• _TASK REQUIREMENTS_
In the records below, find the line that contains "Decode this image" and repeat it, along with each line after it, exactly as written.

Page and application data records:
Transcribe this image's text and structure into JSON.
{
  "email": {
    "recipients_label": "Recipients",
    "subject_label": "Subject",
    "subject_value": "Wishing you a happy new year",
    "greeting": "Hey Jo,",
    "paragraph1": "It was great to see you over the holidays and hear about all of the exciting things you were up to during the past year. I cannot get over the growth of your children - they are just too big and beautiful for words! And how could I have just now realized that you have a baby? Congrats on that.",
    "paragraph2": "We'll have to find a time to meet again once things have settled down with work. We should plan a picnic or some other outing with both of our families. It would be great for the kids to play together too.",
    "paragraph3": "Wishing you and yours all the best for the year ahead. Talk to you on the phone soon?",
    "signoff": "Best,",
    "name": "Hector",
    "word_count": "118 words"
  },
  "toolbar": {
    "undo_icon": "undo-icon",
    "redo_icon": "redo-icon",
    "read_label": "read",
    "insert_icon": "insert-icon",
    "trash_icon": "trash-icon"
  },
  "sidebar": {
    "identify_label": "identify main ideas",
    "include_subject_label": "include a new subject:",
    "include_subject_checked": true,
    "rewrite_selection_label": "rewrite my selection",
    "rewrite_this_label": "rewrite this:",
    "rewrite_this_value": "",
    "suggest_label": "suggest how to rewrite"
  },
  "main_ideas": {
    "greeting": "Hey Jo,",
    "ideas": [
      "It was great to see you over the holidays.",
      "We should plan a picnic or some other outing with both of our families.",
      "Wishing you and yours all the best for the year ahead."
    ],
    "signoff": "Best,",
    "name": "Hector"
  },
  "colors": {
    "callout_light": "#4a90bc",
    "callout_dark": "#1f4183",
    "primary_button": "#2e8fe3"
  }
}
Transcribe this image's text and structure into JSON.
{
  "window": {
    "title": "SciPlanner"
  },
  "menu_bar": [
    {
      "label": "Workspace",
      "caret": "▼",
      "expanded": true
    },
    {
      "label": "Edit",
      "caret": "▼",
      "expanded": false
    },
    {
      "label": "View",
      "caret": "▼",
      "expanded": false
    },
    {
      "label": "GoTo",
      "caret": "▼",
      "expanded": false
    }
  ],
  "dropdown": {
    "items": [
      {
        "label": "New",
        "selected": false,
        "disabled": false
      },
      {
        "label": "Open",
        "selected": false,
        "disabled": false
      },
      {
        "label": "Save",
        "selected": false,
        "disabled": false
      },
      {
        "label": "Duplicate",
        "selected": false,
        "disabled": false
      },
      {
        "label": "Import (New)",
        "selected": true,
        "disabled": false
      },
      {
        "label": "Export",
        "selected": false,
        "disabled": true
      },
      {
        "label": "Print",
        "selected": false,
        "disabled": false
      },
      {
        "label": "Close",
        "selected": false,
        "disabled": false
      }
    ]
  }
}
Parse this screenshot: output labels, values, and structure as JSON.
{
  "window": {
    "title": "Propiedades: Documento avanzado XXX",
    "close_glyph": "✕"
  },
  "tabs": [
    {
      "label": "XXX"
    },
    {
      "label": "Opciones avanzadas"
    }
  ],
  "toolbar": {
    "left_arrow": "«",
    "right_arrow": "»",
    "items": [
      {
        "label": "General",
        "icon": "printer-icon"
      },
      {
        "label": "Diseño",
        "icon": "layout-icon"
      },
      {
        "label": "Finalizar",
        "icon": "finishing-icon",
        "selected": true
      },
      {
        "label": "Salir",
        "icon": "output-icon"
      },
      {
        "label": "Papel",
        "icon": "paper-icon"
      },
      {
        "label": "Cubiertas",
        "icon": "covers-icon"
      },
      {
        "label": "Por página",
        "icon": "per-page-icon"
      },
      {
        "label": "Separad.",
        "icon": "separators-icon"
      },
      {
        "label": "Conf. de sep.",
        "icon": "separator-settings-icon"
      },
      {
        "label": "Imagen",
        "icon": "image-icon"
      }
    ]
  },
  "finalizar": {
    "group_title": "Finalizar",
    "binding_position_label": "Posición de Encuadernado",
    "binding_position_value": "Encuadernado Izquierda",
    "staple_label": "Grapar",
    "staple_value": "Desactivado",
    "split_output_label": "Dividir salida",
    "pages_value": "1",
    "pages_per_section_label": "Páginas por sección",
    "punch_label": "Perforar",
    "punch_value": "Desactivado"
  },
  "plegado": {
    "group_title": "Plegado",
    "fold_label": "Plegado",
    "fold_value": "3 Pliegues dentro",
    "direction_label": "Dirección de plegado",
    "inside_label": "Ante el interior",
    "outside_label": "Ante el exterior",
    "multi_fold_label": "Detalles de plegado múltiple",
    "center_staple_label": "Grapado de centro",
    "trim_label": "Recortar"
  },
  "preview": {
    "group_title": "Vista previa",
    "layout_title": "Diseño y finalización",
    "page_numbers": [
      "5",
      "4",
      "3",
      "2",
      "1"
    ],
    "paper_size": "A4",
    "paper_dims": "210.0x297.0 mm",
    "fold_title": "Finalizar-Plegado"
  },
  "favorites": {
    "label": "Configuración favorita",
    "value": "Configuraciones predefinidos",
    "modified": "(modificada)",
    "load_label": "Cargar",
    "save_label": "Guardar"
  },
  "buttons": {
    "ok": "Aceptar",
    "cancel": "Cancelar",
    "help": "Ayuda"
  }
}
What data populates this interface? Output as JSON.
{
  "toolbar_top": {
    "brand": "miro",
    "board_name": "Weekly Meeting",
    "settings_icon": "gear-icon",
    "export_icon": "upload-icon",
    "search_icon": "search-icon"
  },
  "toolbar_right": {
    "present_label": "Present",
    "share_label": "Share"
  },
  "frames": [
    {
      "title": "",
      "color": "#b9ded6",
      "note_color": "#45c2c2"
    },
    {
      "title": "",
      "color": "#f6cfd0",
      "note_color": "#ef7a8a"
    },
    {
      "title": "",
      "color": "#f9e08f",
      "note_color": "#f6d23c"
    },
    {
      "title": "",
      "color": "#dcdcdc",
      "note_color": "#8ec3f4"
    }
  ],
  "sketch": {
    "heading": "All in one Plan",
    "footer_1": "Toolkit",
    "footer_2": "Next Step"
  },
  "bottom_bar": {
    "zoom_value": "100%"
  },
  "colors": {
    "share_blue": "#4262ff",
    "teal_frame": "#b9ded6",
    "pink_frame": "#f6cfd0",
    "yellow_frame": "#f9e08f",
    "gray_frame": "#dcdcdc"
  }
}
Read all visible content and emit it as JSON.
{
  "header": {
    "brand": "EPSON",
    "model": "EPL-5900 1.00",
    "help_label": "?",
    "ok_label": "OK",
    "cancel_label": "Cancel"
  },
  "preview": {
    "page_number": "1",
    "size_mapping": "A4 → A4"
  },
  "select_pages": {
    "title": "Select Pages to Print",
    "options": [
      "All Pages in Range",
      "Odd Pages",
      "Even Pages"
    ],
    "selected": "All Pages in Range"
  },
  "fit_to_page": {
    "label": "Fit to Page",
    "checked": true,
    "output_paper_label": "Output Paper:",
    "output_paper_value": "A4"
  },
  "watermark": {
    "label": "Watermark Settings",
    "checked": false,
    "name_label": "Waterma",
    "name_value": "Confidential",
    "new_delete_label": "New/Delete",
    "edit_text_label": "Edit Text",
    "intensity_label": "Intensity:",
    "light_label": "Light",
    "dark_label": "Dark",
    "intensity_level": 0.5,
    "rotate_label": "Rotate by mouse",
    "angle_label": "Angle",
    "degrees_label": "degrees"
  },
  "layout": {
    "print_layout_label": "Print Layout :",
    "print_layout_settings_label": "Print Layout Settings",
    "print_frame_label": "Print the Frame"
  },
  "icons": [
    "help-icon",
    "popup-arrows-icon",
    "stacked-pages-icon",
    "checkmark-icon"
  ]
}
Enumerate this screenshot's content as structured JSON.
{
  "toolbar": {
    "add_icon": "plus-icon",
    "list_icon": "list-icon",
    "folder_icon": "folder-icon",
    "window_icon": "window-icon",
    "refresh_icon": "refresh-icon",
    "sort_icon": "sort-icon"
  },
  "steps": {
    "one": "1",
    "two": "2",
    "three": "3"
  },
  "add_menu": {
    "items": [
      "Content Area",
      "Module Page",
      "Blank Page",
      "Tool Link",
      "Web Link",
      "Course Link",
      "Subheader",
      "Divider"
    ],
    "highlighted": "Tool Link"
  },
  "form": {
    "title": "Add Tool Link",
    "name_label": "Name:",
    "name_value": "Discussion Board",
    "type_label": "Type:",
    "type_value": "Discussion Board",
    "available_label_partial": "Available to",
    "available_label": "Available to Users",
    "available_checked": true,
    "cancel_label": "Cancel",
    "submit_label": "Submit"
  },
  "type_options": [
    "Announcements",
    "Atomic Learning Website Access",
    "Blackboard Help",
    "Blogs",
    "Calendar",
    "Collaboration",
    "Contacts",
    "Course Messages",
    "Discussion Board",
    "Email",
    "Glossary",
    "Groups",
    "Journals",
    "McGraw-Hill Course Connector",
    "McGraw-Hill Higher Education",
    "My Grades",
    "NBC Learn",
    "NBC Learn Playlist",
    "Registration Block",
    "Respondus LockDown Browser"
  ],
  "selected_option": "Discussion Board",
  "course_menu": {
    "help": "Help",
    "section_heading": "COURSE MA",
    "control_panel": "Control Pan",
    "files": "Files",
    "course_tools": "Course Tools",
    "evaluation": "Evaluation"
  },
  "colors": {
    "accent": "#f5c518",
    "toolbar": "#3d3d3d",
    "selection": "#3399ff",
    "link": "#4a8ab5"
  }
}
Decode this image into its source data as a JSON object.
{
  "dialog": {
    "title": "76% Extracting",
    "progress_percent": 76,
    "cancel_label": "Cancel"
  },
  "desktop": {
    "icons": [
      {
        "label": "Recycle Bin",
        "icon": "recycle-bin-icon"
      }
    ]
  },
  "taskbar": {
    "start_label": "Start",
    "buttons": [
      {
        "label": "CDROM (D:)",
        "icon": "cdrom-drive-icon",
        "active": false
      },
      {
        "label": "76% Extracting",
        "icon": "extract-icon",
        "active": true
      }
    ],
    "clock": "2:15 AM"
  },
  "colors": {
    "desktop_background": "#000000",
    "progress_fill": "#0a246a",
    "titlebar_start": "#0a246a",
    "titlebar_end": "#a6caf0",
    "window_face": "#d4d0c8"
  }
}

• _FINISHED EXERCISE_
Decode this image into its source data as a JSON object.
{
  "dialog": {
    "title": "76% Extracting",
    "progress_percent": 76,
    "cancel_label": "Cancel"
  },
  "desktop": {
    "icons": [
      {
        "label": "Recycle Bin",
        "icon": "recycle-bin-icon"
      }
    ]
  },
  "taskbar": {
    "start_label": "Start",
    "buttons": [
      {
        "label": "CDROM (D:)",
        "icon": "cdrom-drive-icon",
        "active": false
      },
      {
        "label": "76% Extracting",
        "icon": "extract-icon",
        "active": true
      }
    ],
    "clock": "2:15 AM"
  },
  "colors": {
    "desktop_background": "#000000",
    "progress_fill": "#0a246a",
    "titlebar_start": "#0a246a",
    "titlebar_end": "#a6caf0",
    "window_face": "#d4d0c8"
  }
}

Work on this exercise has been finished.